→ **EXERCISE**: Keeping each word and mark in place, write out the full listing once more.

→ **INFORMATION PROVIDED**:
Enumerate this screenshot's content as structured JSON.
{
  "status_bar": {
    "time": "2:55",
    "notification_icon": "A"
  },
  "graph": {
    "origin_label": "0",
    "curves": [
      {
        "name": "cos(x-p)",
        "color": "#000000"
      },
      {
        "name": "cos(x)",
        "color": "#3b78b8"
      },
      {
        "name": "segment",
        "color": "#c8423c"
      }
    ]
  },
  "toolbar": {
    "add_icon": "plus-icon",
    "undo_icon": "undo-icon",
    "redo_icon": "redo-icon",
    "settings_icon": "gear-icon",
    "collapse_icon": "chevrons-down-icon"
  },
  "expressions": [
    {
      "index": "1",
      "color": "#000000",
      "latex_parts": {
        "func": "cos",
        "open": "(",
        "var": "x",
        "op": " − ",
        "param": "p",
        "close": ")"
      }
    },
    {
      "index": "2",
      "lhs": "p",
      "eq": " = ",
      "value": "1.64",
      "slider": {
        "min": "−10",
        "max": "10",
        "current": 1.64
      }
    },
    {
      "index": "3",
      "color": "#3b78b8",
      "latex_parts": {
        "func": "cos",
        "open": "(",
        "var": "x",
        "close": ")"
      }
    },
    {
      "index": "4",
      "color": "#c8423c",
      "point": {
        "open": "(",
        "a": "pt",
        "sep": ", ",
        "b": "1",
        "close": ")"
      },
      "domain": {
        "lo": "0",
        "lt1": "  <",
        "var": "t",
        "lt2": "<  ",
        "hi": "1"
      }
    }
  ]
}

→ **SOLUTION TO THIS TASK**:
Enumerate this screenshot's content as structured JSON.
{
  "status_bar": {
    "time": "2:55",
    "notification_icon": "A"
  },
  "graph": {
    "origin_label": "0",
    "curves": [
      {
        "name": "cos(x-p)",
        "color": "#000000"
      },
      {
        "name": "cos(x)",
        "color": "#3b78b8"
      },
      {
        "name": "segment",
        "color": "#c8423c"
      }
    ]
  },
  "toolbar": {
    "add_icon": "plus-icon",
    "undo_icon": "undo-icon",
    "redo_icon": "redo-icon",
    "settings_icon": "gear-icon",
    "collapse_icon": "chevrons-down-icon"
  },
  "expressions": [
    {
      "index": "1",
      "color": "#000000",
      "latex_parts": {
        "func": "cos",
        "open": "(",
        "var": "x",
        "op": " − ",
        "param": "p",
        "close": ")"
      }
    },
    {
      "index": "2",
      "lhs": "p",
      "eq": " = ",
      "value": "1.64",
      "slider": {
        "min": "−10",
        "max": "10",
        "current": 1.64
      }
    },
    {
      "index": "3",
      "color": "#3b78b8",
      "latex_parts": {
        "func": "cos",
        "open": "(",
        "var": "x",
        "close": ")"
      }
    },
    {
      "index": "4",
      "color": "#c8423c",
      "point": {
        "open": "(",
        "a": "pt",
        "sep": ", ",
        "b": "1",
        "close": ")"
      },
      "domain": {
        "lo": "0",
        "lt1": "  <",
        "var": "t",
        "lt2": "<  ",
        "hi": "1"
      }
    }
  ]
}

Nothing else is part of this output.